The response should consist of every record, reproduced exactly.

(Data supplied begins)

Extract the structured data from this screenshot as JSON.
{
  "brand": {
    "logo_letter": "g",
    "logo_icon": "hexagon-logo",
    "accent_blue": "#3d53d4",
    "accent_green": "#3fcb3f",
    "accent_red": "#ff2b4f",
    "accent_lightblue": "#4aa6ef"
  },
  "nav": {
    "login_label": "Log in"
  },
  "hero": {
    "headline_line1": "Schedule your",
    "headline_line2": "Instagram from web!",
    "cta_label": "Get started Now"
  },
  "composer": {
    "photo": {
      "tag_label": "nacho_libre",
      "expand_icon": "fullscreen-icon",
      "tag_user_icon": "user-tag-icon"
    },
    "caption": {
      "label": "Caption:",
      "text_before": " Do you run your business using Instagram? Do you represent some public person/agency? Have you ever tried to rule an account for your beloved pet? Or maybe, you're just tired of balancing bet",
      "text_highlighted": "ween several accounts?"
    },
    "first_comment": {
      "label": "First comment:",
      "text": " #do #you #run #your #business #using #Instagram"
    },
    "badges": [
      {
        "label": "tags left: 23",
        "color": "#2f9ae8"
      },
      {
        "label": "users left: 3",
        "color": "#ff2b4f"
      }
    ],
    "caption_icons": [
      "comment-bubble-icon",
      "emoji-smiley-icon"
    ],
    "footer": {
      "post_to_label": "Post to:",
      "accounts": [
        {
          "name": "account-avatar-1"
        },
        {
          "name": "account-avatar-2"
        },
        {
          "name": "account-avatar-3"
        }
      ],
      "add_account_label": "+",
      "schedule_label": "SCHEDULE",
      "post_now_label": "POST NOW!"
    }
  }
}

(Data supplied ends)

Response area
Extract the structured data from this screenshot as JSON.
{
  "brand": {
    "logo_letter": "g",
    "logo_icon": "hexagon-logo",
    "accent_blue": "#3d53d4",
    "accent_green": "#3fcb3f",
    "accent_red": "#ff2b4f",
    "accent_lightblue": "#4aa6ef"
  },
  "nav": {
    "login_label": "Log in"
  },
  "hero": {
    "headline_line1": "Schedule your",
    "headline_line2": "Instagram from web!",
    "cta_label": "Get started Now"
  },
  "composer": {
    "photo": {
      "tag_label": "nacho_libre",
      "expand_icon": "fullscreen-icon",
      "tag_user_icon": "user-tag-icon"
    },
    "caption": {
      "label": "Caption:",
      "text_before": " Do you run your business using Instagram? Do you represent some public person/agency? Have you ever tried to rule an account for your beloved pet? Or maybe, you're just tired of balancing bet",
      "text_highlighted": "ween several accounts?"
    },
    "first_comment": {
      "label": "First comment:",
      "text": " #do #you #run #your #business #using #Instagram"
    },
    "badges": [
      {
        "label": "tags left: 23",
        "color": "#2f9ae8"
      },
      {
        "label": "users left: 3",
        "color": "#ff2b4f"
      }
    ],
    "caption_icons": [
      "comment-bubble-icon",
      "emoji-smiley-icon"
    ],
    "footer": {
      "post_to_label": "Post to:",
      "accounts": [
        {
          "name": "account-avatar-1"
        },
        {
          "name": "account-avatar-2"
        },
        {
          "name": "account-avatar-3"
        }
      ],
      "add_account_label": "+",
      "schedule_label": "SCHEDULE",
      "post_now_label": "POST NOW!"
    }
  }
}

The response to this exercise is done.